Task item
Copy the records exactly. Every line must match.

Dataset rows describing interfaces
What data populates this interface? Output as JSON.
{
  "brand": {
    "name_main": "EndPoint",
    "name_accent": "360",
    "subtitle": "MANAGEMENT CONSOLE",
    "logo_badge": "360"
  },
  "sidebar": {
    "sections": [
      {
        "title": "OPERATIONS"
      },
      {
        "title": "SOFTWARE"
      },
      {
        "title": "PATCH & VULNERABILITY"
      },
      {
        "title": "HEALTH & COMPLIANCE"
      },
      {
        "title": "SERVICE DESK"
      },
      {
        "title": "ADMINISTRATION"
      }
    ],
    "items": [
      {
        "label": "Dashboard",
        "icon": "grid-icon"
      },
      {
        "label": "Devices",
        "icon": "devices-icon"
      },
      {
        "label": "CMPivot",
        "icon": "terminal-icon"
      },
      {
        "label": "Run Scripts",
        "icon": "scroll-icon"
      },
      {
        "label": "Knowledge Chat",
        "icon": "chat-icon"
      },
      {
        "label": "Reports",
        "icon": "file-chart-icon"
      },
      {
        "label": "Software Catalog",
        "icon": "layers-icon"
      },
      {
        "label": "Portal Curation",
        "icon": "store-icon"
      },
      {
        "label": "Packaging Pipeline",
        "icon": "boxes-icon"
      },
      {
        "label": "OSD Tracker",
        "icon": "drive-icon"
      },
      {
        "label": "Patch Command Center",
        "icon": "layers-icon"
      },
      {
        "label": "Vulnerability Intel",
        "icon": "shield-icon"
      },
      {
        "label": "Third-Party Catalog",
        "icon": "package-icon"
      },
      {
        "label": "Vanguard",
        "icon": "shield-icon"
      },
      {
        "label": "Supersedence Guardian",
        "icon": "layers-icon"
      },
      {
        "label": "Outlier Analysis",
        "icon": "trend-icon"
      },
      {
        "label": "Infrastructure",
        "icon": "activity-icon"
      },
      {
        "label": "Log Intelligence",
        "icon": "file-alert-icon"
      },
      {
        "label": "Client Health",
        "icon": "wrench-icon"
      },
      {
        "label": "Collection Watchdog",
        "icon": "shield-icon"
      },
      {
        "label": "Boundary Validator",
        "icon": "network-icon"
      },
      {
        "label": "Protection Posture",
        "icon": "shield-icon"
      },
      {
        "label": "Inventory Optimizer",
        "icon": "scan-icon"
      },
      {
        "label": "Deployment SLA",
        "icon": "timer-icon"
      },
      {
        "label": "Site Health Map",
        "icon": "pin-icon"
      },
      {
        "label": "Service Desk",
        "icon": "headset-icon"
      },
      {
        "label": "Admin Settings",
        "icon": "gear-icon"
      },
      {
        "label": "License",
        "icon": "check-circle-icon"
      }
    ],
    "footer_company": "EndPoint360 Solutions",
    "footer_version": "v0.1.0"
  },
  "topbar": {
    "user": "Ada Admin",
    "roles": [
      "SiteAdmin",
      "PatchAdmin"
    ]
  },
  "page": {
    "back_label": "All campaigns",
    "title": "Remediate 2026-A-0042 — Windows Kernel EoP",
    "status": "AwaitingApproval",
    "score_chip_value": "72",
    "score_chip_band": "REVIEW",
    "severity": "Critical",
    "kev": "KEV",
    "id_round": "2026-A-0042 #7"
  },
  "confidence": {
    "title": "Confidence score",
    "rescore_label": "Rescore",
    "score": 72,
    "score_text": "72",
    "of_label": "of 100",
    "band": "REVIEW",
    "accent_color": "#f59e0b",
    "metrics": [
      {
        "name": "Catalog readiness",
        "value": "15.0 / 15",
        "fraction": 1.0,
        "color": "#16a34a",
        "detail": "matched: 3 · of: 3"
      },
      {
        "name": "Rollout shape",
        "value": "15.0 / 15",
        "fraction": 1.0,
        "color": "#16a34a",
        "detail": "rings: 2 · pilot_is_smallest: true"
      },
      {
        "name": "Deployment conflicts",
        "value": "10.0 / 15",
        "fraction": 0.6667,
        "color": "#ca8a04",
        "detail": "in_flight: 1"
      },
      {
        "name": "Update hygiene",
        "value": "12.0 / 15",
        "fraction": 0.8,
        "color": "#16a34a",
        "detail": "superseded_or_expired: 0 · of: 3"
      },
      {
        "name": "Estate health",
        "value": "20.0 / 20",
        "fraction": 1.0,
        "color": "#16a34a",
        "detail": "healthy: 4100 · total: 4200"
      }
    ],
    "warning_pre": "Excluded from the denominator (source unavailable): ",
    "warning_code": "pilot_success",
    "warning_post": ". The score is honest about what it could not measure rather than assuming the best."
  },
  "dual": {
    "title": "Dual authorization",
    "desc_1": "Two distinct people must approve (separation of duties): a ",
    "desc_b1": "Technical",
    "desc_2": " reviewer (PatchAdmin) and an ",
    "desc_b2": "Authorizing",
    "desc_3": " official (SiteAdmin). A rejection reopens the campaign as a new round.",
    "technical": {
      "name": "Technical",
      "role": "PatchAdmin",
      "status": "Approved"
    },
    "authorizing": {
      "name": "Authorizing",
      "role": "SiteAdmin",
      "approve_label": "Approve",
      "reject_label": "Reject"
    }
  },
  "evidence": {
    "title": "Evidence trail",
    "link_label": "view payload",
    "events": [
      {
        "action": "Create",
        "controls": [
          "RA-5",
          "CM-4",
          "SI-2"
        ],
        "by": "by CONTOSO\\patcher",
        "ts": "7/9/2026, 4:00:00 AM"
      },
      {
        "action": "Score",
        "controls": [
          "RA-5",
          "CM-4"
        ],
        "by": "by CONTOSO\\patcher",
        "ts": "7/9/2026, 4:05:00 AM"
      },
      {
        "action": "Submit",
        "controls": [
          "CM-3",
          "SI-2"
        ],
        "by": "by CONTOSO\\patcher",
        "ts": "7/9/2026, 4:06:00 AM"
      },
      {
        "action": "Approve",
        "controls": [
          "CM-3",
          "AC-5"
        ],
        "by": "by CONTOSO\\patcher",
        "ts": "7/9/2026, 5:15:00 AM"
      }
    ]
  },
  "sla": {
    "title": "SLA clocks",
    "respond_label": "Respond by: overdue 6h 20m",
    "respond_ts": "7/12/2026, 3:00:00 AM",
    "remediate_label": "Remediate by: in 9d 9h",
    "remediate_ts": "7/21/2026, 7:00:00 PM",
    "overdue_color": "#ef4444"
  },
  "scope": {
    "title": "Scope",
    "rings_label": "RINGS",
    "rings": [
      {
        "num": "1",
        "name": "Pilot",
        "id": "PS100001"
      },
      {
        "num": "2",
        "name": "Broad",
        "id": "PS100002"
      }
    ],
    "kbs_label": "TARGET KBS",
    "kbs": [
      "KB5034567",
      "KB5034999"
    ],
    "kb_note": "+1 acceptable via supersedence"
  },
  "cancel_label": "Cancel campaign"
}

Response
What data populates this interface? Output as JSON.
{
  "brand": {
    "name_main": "EndPoint",
    "name_accent": "360",
    "subtitle": "MANAGEMENT CONSOLE",
    "logo_badge": "360"
  },
  "sidebar": {
    "sections": [
      {
        "title": "OPERATIONS"
      },
      {
        "title": "SOFTWARE"
      },
      {
        "title": "PATCH & VULNERABILITY"
      },
      {
        "title": "HEALTH & COMPLIANCE"
      },
      {
        "title": "SERVICE DESK"
      },
      {
        "title": "ADMINISTRATION"
      }
    ],
    "items": [
      {
        "label": "Dashboard",
        "icon": "grid-icon"
      },
      {
        "label": "Devices",
        "icon": "devices-icon"
      },
      {
        "label": "CMPivot",
        "icon": "terminal-icon"
      },
      {
        "label": "Run Scripts",
        "icon": "scroll-icon"
      },
      {
        "label": "Knowledge Chat",
        "icon": "chat-icon"
      },
      {
        "label": "Reports",
        "icon": "file-chart-icon"
      },
      {
        "label": "Software Catalog",
        "icon": "layers-icon"
      },
      {
        "label": "Portal Curation",
        "icon": "store-icon"
      },
      {
        "label": "Packaging Pipeline",
        "icon": "boxes-icon"
      },
      {
        "label": "OSD Tracker",
        "icon": "drive-icon"
      },
      {
        "label": "Patch Command Center",
        "icon": "layers-icon"
      },
      {
        "label": "Vulnerability Intel",
        "icon": "shield-icon"
      },
      {
        "label": "Third-Party Catalog",
        "icon": "package-icon"
      },
      {
        "label": "Vanguard",
        "icon": "shield-icon"
      },
      {
        "label": "Supersedence Guardian",
        "icon": "layers-icon"
      },
      {
        "label": "Outlier Analysis",
        "icon": "trend-icon"
      },
      {
        "label": "Infrastructure",
        "icon": "activity-icon"
      },
      {
        "label": "Log Intelligence",
        "icon": "file-alert-icon"
      },
      {
        "label": "Client Health",
        "icon": "wrench-icon"
      },
      {
        "label": "Collection Watchdog",
        "icon": "shield-icon"
      },
      {
        "label": "Boundary Validator",
        "icon": "network-icon"
      },
      {
        "label": "Protection Posture",
        "icon": "shield-icon"
      },
      {
        "label": "Inventory Optimizer",
        "icon": "scan-icon"
      },
      {
        "label": "Deployment SLA",
        "icon": "timer-icon"
      },
      {
        "label": "Site Health Map",
        "icon": "pin-icon"
      },
      {
        "label": "Service Desk",
        "icon": "headset-icon"
      },
      {
        "label": "Admin Settings",
        "icon": "gear-icon"
      },
      {
        "label": "License",
        "icon": "check-circle-icon"
      }
    ],
    "footer_company": "EndPoint360 Solutions",
    "footer_version": "v0.1.0"
  },
  "topbar": {
    "user": "Ada Admin",
    "roles": [
      "SiteAdmin",
      "PatchAdmin"
    ]
  },
  "page": {
    "back_label": "All campaigns",
    "title": "Remediate 2026-A-0042 — Windows Kernel EoP",
    "status": "AwaitingApproval",
    "score_chip_value": "72",
    "score_chip_band": "REVIEW",
    "severity": "Critical",
    "kev": "KEV",
    "id_round": "2026-A-0042 #7"
  },
  "confidence": {
    "title": "Confidence score",
    "rescore_label": "Rescore",
    "score": 72,
    "score_text": "72",
    "of_label": "of 100",
    "band": "REVIEW",
    "accent_color": "#f59e0b",
    "metrics": [
      {
        "name": "Catalog readiness",
        "value": "15.0 / 15",
        "fraction": 1.0,
        "color": "#16a34a",
        "detail": "matched: 3 · of: 3"
      },
      {
        "name": "Rollout shape",
        "value": "15.0 / 15",
        "fraction": 1.0,
        "color": "#16a34a",
        "detail": "rings: 2 · pilot_is_smallest: true"
      },
      {
        "name": "Deployment conflicts",
        "value": "10.0 / 15",
        "fraction": 0.6667,
        "color": "#ca8a04",
        "detail": "in_flight: 1"
      },
      {
        "name": "Update hygiene",
        "value": "12.0 / 15",
        "fraction": 0.8,
        "color": "#16a34a",
        "detail": "superseded_or_expired: 0 · of: 3"
      },
      {
        "name": "Estate health",
        "value": "20.0 / 20",
        "fraction": 1.0,
        "color": "#16a34a",
        "detail": "healthy: 4100 · total: 4200"
      }
    ],
    "warning_pre": "Excluded from the denominator (source unavailable): ",
    "warning_code": "pilot_success",
    "warning_post": ". The score is honest about what it could not measure rather than assuming the best."
  },
  "dual": {
    "title": "Dual authorization",
    "desc_1": "Two distinct people must approve (separation of duties): a ",
    "desc_b1": "Technical",
    "desc_2": " reviewer (PatchAdmin) and an ",
    "desc_b2": "Authorizing",
    "desc_3": " official (SiteAdmin). A rejection reopens the campaign as a new round.",
    "technical": {
      "name": "Technical",
      "role": "PatchAdmin",
      "status": "Approved"
    },
    "authorizing": {
      "name": "Authorizing",
      "role": "SiteAdmin",
      "approve_label": "Approve",
      "reject_label": "Reject"
    }
  },
  "evidence": {
    "title": "Evidence trail",
    "link_label": "view payload",
    "events": [
      {
        "action": "Create",
        "controls": [
          "RA-5",
          "CM-4",
          "SI-2"
        ],
        "by": "by CONTOSO\\patcher",
        "ts": "7/9/2026, 4:00:00 AM"
      },
      {
        "action": "Score",
        "controls": [
          "RA-5",
          "CM-4"
        ],
        "by": "by CONTOSO\\patcher",
        "ts": "7/9/2026, 4:05:00 AM"
      },
      {
        "action": "Submit",
        "controls": [
          "CM-3",
          "SI-2"
        ],
        "by": "by CONTOSO\\patcher",
        "ts": "7/9/2026, 4:06:00 AM"
      },
      {
        "action": "Approve",
        "controls": [
          "CM-3",
          "AC-5"
        ],
        "by": "by CONTOSO\\patcher",
        "ts": "7/9/2026, 5:15:00 AM"
      }
    ]
  },
  "sla": {
    "title": "SLA clocks",
    "respond_label": "Respond by: overdue 6h 20m",
    "respond_ts": "7/12/2026, 3:00:00 AM",
    "remediate_label": "Remediate by: in 9d 9h",
    "remediate_ts": "7/21/2026, 7:00:00 PM",
    "overdue_color": "#ef4444"
  },
  "scope": {
    "title": "Scope",
    "rings_label": "RINGS",
    "rings": [
      {
        "num": "1",
        "name": "Pilot",
        "id": "PS100001"
      },
      {
        "num": "2",
        "name": "Broad",
        "id": "PS100002"
      }
    ],
    "kbs_label": "TARGET KBS",
    "kbs": [
      "KB5034567",
      "KB5034999"
    ],
    "kb_note": "+1 acceptable via supersedence"
  },
  "cancel_label": "Cancel campaign"
}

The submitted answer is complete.